5. Is my material for translation kept confidential?
6. Do you use human translators or machines?
7. How will I be billed for services, by the hour or the word?
8. Which Chinese or Spanish?
The above are good questions to ask of the translation company you are interested in working with. There are not set industry standards and so the answers you get may vary. The following are the answers that we would give to you.
1. The most accurate translations are done by translators going into their “mother-tongue’ or native language (the language you are going into is called the target language).
2. We ensure accuracy by having the materials proofread by a different translator, and then the project is given back to the original translator to accept the changes. We also carry liability and omissions insurance which we have never had to use.
3. Our translators are chosen based on certification, education, experience, and quality of work.
4. We can provide updates as needed to previously translated material.
5. We have confidentiality contracts with all of our translators (similar to HIPA) and materials are kept under lock and key with limited access while in our office.
6. Yes, we use human translators only.
7. Our services are charged by the word with proofreading and editing included.
8. In order to determine which Chinese or which Spanish we ask what the target audience is. If you were using the materials in Argentina the Spanish would be slightly different than if you were using the materials in Mexico.
10 COMMON MISCONCEPTIONS ABOUT TRANSLATORS AND TRANSLATION
1. Anyone with two years of high school language (or anyone who lived in another country for three years in early childhood) can translate.
2. There is no difference between translation, transcription and interpretation.
3. A good translator doesn’t need any reference literature.
4. Translators will soon be replaced by computers
5. Translators don’t need to know how to spell, since they can use the Spellchecker on their computer.
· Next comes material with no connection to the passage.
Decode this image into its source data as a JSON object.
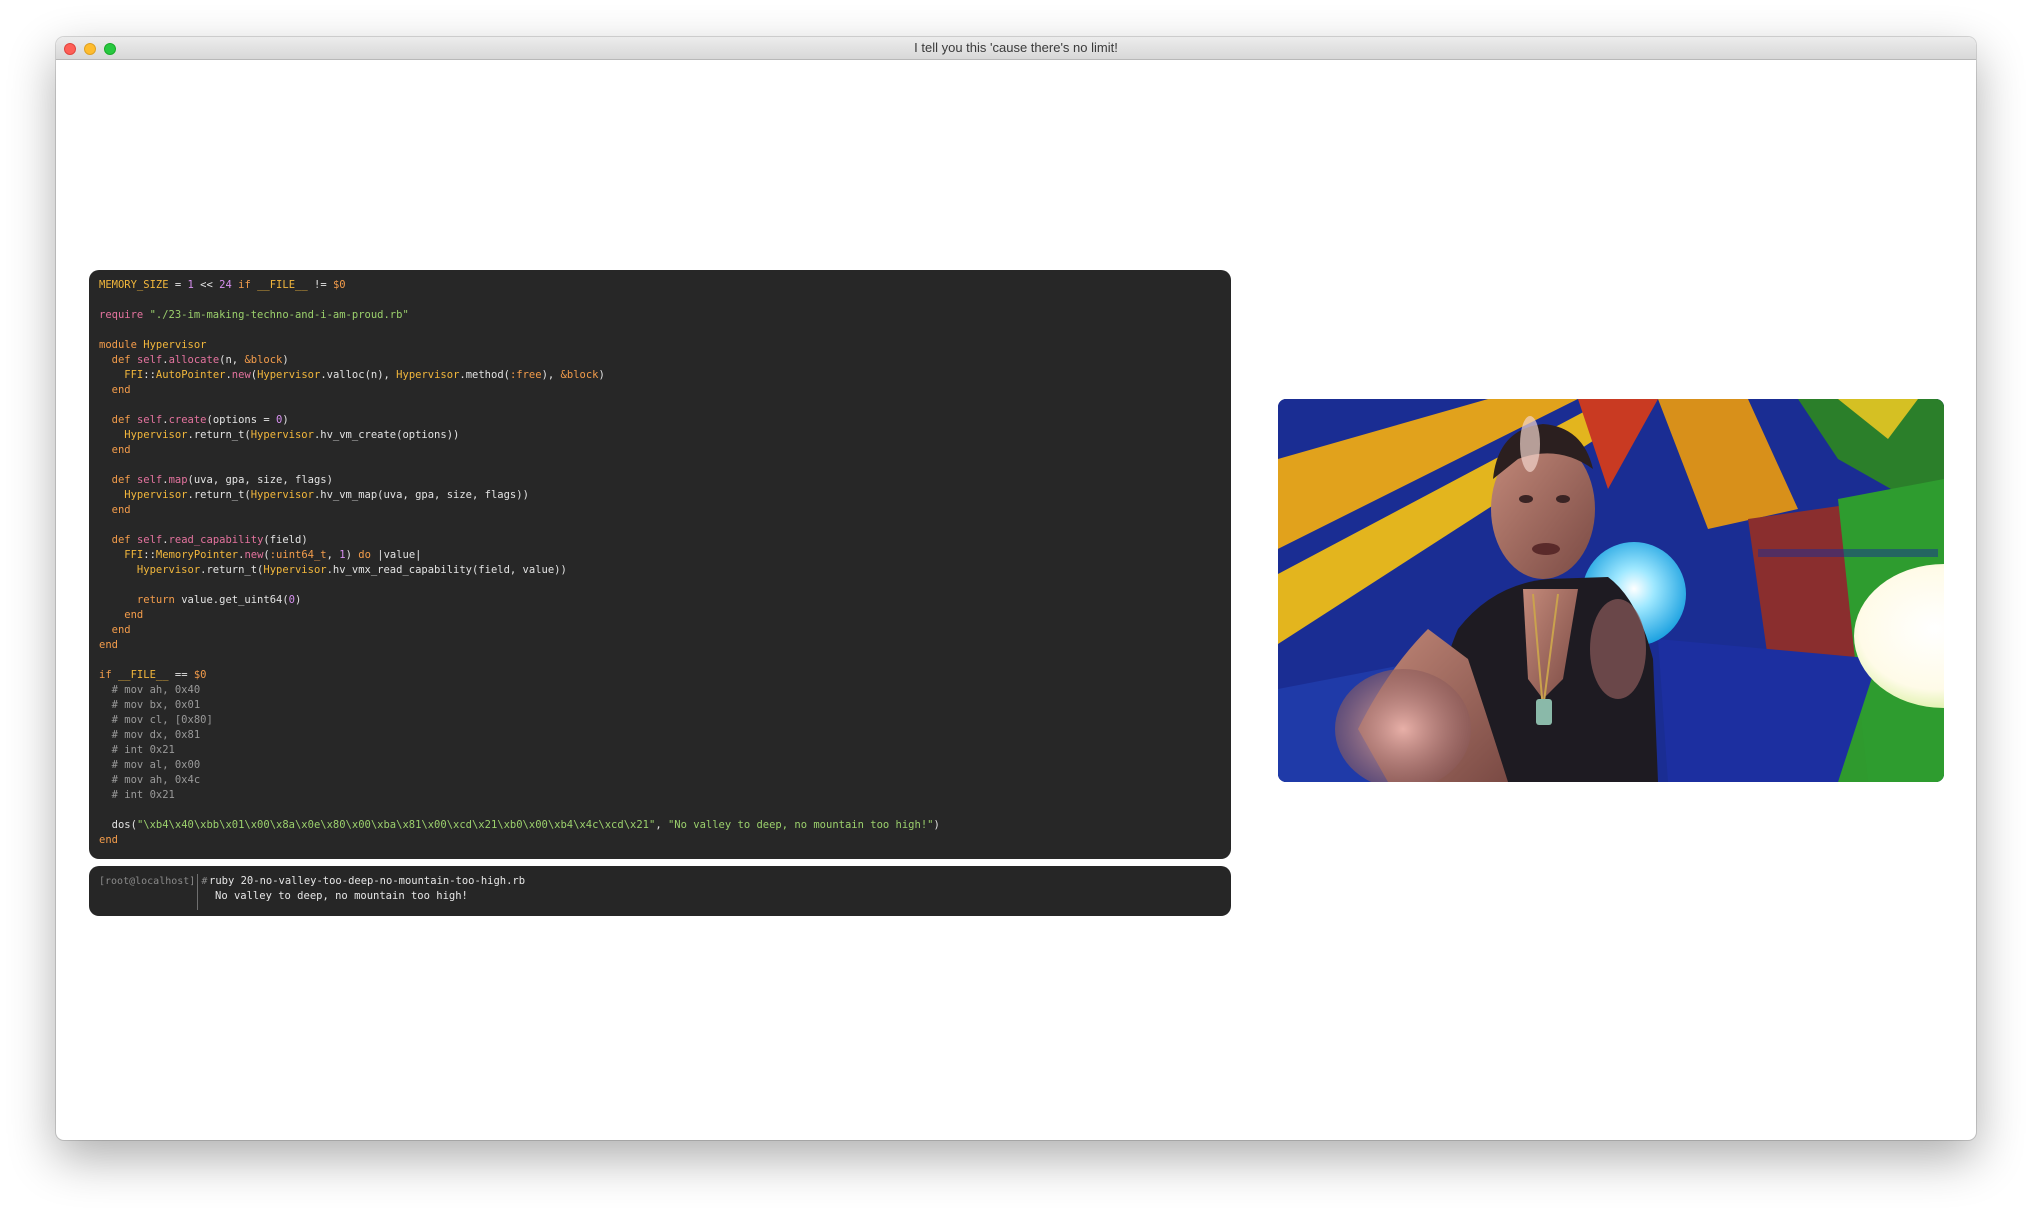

6. A good translator gets it right the first time, without any editing or proofreading.
7. Good translators are a dime a dozen.
8. If you can type in a foreign language then you are an accomplished translator.
9. Translation can translate both ways just as easily.
10. A 100-page technical manual that took four months and three persons to write can be translated into another language by one translator in two days.
POOR TRANSLATION EXAMPLES
From a French prescription bottle – “Adults: 1 tablet 3 times a day until passing away”
From a hotel sign in Milan- “No ladies in the bra-she’s lounge only”
From a bar sign in Hong Kong- “GIRLS GIRLS GIRLS-Live shoes daily”
From an ad in Calcutta- “We are doing bridal make up for gents and ladies”
From a greeting card in Japan- “Happy wedding on your marriage”
From a building sign in Hanoi- “Brain for rent”
From a label on French cheese- “This crud is from the finest milk soley from the cow’s of the Brie region.”
And some menu items from around the world- Children sandwiches, Fried vegetarians wrapped in egg white, Lumb and ladies finger stew, Fried fisherman, Shrimps in spit, Bacon and germs, Pork condom bleu, Grilled potties, Chocolate clam chowder, Lobster thermos, Horse-rubbish sauce, Coca-Cola pepsi, and my personal favorite, Ham on penis.